St. Petersburg was decimated almost immediately after the Revolution, even before any organized revolutionary terror had time to start. The complex social roles that comprise any modern civilization become death sentences for their holders in the instant when the infrastructure sustaining them disappears. Lenin himself wrote to other revolutionary leaders, in May 1918, “Petrograd is in an unprecedentedly catastrophic situation. There is no bread. The last remaining potato flour and rusks are being distributed to the populace. The Red capital is on the brink of death by starvation.” The city was ravaged by epidemics of diseases like typhus, which by the early 20th century were becoming a thing of the past in major urban areas. Continue reading
For more photographs, see also http://www.senar.ru,
the best Rachmaninov resource on the Internet.
We lead ourselves to believe that our time is somehow unique in how fast it moves — that the current pace of technological and societal “progress” has no precedent in any previous time period. This view artificially separates us from the past history of culture, by default implying that the latter has nothing relevant to say to us, and consequently should be forgotten. Continue reading
Fallen Leaves wishes its readers, whoever they may be, a happy Orthodox Easter. Continue reading
“Brothers: it is later than you think. Hasten, therefore, to do the work of God.”
(Conclusion. Continued from part 8.)

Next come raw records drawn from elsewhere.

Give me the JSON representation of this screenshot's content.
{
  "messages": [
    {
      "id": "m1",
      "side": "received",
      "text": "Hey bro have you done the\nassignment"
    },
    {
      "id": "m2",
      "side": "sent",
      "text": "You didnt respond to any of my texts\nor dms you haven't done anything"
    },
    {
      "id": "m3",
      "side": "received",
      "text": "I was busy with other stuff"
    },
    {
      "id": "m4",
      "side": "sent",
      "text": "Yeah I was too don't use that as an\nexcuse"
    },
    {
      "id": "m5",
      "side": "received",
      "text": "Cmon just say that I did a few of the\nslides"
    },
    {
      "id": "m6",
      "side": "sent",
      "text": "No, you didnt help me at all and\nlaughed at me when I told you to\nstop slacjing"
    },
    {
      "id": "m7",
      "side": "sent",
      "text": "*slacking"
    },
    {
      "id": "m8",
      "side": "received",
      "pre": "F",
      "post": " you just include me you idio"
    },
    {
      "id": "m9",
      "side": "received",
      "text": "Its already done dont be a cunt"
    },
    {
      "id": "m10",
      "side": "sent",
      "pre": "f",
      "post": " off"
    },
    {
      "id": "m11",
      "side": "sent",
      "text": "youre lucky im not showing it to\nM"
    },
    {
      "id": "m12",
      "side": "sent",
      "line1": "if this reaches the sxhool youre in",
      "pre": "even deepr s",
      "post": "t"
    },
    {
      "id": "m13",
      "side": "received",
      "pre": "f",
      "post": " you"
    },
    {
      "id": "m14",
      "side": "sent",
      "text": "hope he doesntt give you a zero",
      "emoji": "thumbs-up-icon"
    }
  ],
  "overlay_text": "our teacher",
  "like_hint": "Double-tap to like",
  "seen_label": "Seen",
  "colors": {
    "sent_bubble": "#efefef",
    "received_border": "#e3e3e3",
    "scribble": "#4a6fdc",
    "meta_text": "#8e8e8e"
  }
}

Fr. Seraphim’s life was miraculous in the sense that what happened was the most improbable and implausible among all possibilities. Continue reading